Exercise aim:
Once you have read the entries below, write them all out again exactly.

Stored entries
▼

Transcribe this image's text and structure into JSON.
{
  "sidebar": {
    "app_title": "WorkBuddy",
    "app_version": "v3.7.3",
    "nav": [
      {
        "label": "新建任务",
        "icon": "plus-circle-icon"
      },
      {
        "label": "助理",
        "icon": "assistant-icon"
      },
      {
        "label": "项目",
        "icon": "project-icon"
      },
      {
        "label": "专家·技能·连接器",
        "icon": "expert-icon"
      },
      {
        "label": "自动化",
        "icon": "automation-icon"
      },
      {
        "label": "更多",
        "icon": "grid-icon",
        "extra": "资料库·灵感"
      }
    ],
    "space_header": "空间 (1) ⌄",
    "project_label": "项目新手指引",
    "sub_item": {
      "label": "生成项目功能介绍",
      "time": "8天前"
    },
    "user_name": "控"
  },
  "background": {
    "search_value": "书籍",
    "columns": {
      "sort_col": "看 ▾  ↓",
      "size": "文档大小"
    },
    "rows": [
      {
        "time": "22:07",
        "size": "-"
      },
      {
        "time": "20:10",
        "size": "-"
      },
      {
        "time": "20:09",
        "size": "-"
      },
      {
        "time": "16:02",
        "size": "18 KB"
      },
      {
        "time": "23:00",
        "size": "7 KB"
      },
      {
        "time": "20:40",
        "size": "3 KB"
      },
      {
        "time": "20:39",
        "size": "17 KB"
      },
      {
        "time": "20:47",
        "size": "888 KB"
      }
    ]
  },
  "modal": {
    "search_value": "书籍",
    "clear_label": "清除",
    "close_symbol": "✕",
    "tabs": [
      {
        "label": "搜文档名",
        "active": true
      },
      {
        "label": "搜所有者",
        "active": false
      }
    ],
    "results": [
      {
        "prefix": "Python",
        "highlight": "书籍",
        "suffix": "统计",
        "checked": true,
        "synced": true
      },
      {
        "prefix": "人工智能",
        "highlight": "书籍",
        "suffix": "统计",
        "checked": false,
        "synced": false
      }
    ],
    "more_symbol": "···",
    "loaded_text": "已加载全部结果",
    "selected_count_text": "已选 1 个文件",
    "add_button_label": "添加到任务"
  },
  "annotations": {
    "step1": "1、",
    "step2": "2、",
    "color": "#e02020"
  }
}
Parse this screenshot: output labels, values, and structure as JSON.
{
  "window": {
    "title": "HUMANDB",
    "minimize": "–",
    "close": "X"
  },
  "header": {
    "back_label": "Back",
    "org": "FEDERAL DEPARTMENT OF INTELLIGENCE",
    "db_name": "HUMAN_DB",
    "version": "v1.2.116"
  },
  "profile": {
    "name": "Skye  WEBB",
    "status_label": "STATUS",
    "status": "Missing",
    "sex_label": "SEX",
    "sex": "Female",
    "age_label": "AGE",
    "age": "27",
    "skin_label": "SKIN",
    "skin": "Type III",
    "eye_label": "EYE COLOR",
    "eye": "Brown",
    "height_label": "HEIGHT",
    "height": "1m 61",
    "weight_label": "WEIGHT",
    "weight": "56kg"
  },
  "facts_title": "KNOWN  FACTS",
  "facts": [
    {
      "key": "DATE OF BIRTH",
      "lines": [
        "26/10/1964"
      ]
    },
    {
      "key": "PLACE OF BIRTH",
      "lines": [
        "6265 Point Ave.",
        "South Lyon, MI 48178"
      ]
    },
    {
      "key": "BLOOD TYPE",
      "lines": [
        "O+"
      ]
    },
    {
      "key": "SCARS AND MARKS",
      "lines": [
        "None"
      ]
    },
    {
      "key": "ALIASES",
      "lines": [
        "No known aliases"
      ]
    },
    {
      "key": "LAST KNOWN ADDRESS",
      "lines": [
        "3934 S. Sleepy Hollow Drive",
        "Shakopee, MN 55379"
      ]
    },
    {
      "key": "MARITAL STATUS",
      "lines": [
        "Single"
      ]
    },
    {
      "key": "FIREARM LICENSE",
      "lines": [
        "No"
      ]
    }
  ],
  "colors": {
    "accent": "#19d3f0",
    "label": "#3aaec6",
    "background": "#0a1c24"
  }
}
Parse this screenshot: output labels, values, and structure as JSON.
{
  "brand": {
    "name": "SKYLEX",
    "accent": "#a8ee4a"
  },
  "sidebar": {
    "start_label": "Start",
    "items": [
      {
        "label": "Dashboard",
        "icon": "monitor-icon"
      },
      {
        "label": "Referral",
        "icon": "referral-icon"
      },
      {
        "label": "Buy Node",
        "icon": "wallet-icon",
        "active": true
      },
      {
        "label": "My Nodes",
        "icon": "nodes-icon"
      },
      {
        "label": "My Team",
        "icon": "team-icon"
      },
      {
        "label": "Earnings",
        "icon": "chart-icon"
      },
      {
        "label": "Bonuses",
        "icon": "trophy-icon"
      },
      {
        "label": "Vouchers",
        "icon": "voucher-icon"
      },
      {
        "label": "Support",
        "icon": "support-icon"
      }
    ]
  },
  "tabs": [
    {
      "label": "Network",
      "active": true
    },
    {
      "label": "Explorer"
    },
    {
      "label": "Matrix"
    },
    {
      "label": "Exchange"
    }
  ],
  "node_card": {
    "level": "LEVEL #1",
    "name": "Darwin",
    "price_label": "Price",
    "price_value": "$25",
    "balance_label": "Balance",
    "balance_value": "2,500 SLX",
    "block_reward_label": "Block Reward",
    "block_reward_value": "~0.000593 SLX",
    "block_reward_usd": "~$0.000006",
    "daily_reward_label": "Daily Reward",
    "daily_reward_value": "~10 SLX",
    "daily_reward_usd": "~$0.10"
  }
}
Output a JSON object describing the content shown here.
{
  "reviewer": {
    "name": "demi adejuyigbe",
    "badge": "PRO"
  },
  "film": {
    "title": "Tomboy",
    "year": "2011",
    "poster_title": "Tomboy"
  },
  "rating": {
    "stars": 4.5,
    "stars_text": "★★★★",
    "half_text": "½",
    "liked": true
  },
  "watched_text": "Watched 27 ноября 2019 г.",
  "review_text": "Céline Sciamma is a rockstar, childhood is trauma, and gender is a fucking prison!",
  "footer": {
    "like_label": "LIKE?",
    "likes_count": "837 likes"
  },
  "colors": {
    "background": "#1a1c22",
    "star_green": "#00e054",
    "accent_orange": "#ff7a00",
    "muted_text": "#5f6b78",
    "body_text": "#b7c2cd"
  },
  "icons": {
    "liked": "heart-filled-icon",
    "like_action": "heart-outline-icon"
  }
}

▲

Written reply:
Transcribe this image's text and structure into JSON.
{
  "sidebar": {
    "app_title": "WorkBuddy",
    "app_version": "v3.7.3",
    "nav": [
      {
        "label": "新建任务",
        "icon": "plus-circle-icon"
      },
      {
        "label": "助理",
        "icon": "assistant-icon"
      },
      {
        "label": "项目",
        "icon": "project-icon"
      },
      {
        "label": "专家·技能·连接器",
        "icon": "expert-icon"
      },
      {
        "label": "自动化",
        "icon": "automation-icon"
      },
      {
        "label": "更多",
        "icon": "grid-icon",
        "extra": "资料库·灵感"
      }
    ],
    "space_header": "空间 (1) ⌄",
    "project_label": "项目新手指引",
    "sub_item": {
      "label": "生成项目功能介绍",
      "time": "8天前"
    },
    "user_name": "控"
  },
  "background": {
    "search_value": "书籍",
    "columns": {
      "sort_col": "看 ▾  ↓",
      "size": "文档大小"
    },
    "rows": [
      {
        "time": "22:07",
        "size": "-"
      },
      {
        "time": "20:10",
        "size": "-"
      },
      {
        "time": "20:09",
        "size": "-"
      },
      {
        "time": "16:02",
        "size": "18 KB"
      },
      {
        "time": "23:00",
        "size": "7 KB"
      },
      {
        "time": "20:40",
        "size": "3 KB"
      },
      {
        "time": "20:39",
        "size": "17 KB"
      },
      {
        "time": "20:47",
        "size": "888 KB"
      }
    ]
  },
  "modal": {
    "search_value": "书籍",
    "clear_label": "清除",
    "close_symbol": "✕",
    "tabs": [
      {
        "label": "搜文档名",
        "active": true
      },
      {
        "label": "搜所有者",
        "active": false
      }
    ],
    "results": [
      {
        "prefix": "Python",
        "highlight": "书籍",
        "suffix": "统计",
        "checked": true,
        "synced": true
      },
      {
        "prefix": "人工智能",
        "highlight": "书籍",
        "suffix": "统计",
        "checked": false,
        "synced": false
      }
    ],
    "more_symbol": "···",
    "loaded_text": "已加载全部结果",
    "selected_count_text": "已选 1 个文件",
    "add_button_label": "添加到任务"
  },
  "annotations": {
    "step1": "1、",
    "step2": "2、",
    "color": "#e02020"
  }
}
Parse this screenshot: output labels, values, and structure as JSON.
{
  "window": {
    "title": "HUMANDB",
    "minimize": "–",
    "close": "X"
  },
  "header": {
    "back_label": "Back",
    "org": "FEDERAL DEPARTMENT OF INTELLIGENCE",
    "db_name": "HUMAN_DB",
    "version": "v1.2.116"
  },
  "profile": {
    "name": "Skye  WEBB",
    "status_label": "STATUS",
    "status": "Missing",
    "sex_label": "SEX",
    "sex": "Female",
    "age_label": "AGE",
    "age": "27",
    "skin_label": "SKIN",
    "skin": "Type III",
    "eye_label": "EYE COLOR",
    "eye": "Brown",
    "height_label": "HEIGHT",
    "height": "1m 61",
    "weight_label": "WEIGHT",
    "weight": "56kg"
  },
  "facts_title": "KNOWN  FACTS",
  "facts": [
    {
      "key": "DATE OF BIRTH",
      "lines": [
        "26/10/1964"
      ]
    },
    {
      "key": "PLACE OF BIRTH",
      "lines": [
        "6265 Point Ave.",
        "South Lyon, MI 48178"
      ]
    },
    {
      "key": "BLOOD TYPE",
      "lines": [
        "O+"
      ]
    },
    {
      "key": "SCARS AND MARKS",
      "lines": [
        "None"
      ]
    },
    {
      "key": "ALIASES",
      "lines": [
        "No known aliases"
      ]
    },
    {
      "key": "LAST KNOWN ADDRESS",
      "lines": [
        "3934 S. Sleepy Hollow Drive",
        "Shakopee, MN 55379"
      ]
    },
    {
      "key": "MARITAL STATUS",
      "lines": [
        "Single"
      ]
    },
    {
      "key": "FIREARM LICENSE",
      "lines": [
        "No"
      ]
    }
  ],
  "colors": {
    "accent": "#19d3f0",
    "label": "#3aaec6",
    "background": "#0a1c24"
  }
}
Parse this screenshot: output labels, values, and structure as JSON.
{
  "brand": {
    "name": "SKYLEX",
    "accent": "#a8ee4a"
  },
  "sidebar": {
    "start_label": "Start",
    "items": [
      {
        "label": "Dashboard",
        "icon": "monitor-icon"
      },
      {
        "label": "Referral",
        "icon": "referral-icon"
      },
      {
        "label": "Buy Node",
        "icon": "wallet-icon",
        "active": true
      },
      {
        "label": "My Nodes",
        "icon": "nodes-icon"
      },
      {
        "label": "My Team",
        "icon": "team-icon"
      },
      {
        "label": "Earnings",
        "icon": "chart-icon"
      },
      {
        "label": "Bonuses",
        "icon": "trophy-icon"
      },
      {
        "label": "Vouchers",
        "icon": "voucher-icon"
      },
      {
        "label": "Support",
        "icon": "support-icon"
      }
    ]
  },
  "tabs": [
    {
      "label": "Network",
      "active": true
    },
    {
      "label": "Explorer"
    },
    {
      "label": "Matrix"
    },
    {
      "label": "Exchange"
    }
  ],
  "node_card": {
    "level": "LEVEL #1",
    "name": "Darwin",
    "price_label": "Price",
    "price_value": "$25",
    "balance_label": "Balance",
    "balance_value": "2,500 SLX",
    "block_reward_label": "Block Reward",
    "block_reward_value": "~0.000593 SLX",
    "block_reward_usd": "~$0.000006",
    "daily_reward_label": "Daily Reward",
    "daily_reward_value": "~10 SLX",
    "daily_reward_usd": "~$0.10"
  }
}
Output a JSON object describing the content shown here.
{
  "reviewer": {
    "name": "demi adejuyigbe",
    "badge": "PRO"
  },
  "film": {
    "title": "Tomboy",
    "year": "2011",
    "poster_title": "Tomboy"
  },
  "rating": {
    "stars": 4.5,
    "stars_text": "★★★★",
    "half_text": "½",
    "liked": true
  },
  "watched_text": "Watched 27 ноября 2019 г.",
  "review_text": "Céline Sciamma is a rockstar, childhood is trauma, and gender is a fucking prison!",
  "footer": {
    "like_label": "LIKE?",
    "likes_count": "837 likes"
  },
  "colors": {
    "background": "#1a1c22",
    "star_green": "#00e054",
    "accent_orange": "#ff7a00",
    "muted_text": "#5f6b78",
    "body_text": "#b7c2cd"
  },
  "icons": {
    "liked": "heart-filled-icon",
    "like_action": "heart-outline-icon"
  }
}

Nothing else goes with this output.